■ **Work to complete**:
Below are the entries; determine how many of their lines contain the string "data" and give that figure alone.

************

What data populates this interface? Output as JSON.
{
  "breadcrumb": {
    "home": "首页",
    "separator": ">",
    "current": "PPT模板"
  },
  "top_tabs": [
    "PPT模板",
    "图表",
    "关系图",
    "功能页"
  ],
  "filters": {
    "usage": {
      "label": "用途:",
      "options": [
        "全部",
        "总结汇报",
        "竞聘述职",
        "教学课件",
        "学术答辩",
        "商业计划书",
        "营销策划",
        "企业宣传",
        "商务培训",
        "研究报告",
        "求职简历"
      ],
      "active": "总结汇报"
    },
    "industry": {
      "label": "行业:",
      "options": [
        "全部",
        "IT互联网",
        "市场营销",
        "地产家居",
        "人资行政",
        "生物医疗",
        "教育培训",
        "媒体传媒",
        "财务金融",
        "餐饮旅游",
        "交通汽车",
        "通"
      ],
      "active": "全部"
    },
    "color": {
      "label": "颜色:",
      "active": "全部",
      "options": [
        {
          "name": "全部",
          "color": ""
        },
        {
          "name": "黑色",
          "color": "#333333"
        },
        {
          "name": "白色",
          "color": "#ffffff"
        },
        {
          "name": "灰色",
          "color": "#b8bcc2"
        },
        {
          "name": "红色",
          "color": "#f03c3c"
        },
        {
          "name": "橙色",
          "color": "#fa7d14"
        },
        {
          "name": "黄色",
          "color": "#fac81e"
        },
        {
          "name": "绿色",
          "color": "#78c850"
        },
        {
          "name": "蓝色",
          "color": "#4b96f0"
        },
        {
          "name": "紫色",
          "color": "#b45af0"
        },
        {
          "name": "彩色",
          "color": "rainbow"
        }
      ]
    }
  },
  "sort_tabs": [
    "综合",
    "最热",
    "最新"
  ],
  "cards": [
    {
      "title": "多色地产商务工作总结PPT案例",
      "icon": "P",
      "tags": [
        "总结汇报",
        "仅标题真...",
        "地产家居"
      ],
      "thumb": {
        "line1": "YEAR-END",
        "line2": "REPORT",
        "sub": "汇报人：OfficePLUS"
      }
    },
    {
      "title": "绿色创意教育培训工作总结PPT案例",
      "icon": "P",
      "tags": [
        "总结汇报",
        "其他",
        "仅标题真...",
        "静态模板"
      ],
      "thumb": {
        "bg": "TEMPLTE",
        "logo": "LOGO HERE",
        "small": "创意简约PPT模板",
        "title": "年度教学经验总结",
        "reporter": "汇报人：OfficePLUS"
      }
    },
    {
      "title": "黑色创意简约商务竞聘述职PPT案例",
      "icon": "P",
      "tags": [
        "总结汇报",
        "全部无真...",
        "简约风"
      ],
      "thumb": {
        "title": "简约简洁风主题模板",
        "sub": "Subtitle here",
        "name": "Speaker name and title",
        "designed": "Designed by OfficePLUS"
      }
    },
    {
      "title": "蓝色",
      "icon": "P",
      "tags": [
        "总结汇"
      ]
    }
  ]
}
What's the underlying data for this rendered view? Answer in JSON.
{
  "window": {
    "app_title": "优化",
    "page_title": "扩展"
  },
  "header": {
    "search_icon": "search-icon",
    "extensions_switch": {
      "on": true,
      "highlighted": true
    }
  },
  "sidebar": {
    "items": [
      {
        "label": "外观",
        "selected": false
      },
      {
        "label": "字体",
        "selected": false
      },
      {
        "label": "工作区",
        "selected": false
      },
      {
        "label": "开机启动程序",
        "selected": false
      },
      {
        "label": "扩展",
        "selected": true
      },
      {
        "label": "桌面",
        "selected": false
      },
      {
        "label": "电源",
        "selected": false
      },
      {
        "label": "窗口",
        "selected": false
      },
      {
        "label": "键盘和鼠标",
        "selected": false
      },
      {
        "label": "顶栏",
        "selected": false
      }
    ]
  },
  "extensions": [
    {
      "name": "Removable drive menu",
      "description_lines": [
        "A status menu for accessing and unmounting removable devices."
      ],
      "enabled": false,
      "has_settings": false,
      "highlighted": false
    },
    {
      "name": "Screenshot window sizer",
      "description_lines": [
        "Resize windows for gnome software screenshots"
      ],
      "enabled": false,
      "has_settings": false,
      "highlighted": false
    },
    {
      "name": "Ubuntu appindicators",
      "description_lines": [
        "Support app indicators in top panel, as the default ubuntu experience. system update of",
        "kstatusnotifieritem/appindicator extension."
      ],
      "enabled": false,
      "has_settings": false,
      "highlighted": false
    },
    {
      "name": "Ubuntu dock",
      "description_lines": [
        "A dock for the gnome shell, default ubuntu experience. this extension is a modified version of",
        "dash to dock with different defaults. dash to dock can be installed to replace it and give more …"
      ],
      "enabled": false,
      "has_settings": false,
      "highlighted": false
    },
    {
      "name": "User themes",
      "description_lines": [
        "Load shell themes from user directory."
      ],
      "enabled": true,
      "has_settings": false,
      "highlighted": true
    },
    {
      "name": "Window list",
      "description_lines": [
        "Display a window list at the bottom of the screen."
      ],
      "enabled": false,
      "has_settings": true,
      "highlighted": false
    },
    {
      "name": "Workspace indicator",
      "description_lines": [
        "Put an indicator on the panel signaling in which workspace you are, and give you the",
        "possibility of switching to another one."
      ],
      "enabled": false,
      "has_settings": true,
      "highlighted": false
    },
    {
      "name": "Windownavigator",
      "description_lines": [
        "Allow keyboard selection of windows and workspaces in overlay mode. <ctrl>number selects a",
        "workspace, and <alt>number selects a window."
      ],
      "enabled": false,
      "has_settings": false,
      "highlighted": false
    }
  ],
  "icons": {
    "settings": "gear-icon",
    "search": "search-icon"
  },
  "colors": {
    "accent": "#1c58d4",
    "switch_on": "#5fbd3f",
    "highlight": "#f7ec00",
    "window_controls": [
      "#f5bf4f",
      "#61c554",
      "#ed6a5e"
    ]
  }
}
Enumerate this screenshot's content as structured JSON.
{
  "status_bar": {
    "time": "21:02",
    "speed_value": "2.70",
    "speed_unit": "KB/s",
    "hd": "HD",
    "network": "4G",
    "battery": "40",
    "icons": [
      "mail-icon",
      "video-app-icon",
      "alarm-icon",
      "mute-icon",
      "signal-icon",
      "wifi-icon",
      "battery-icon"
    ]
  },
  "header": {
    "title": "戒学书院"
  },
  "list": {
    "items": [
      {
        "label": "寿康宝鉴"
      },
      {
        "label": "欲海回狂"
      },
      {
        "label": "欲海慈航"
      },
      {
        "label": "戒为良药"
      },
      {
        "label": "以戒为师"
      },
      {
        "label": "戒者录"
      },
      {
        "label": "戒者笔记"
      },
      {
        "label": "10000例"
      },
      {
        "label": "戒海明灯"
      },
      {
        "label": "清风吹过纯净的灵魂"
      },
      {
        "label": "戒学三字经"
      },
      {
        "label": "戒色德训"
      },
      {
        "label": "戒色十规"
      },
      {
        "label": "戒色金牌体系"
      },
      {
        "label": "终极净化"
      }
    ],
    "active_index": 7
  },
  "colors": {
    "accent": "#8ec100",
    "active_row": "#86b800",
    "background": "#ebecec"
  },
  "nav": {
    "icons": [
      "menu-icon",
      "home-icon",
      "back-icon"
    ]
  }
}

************

■ **Answer to this task**:
2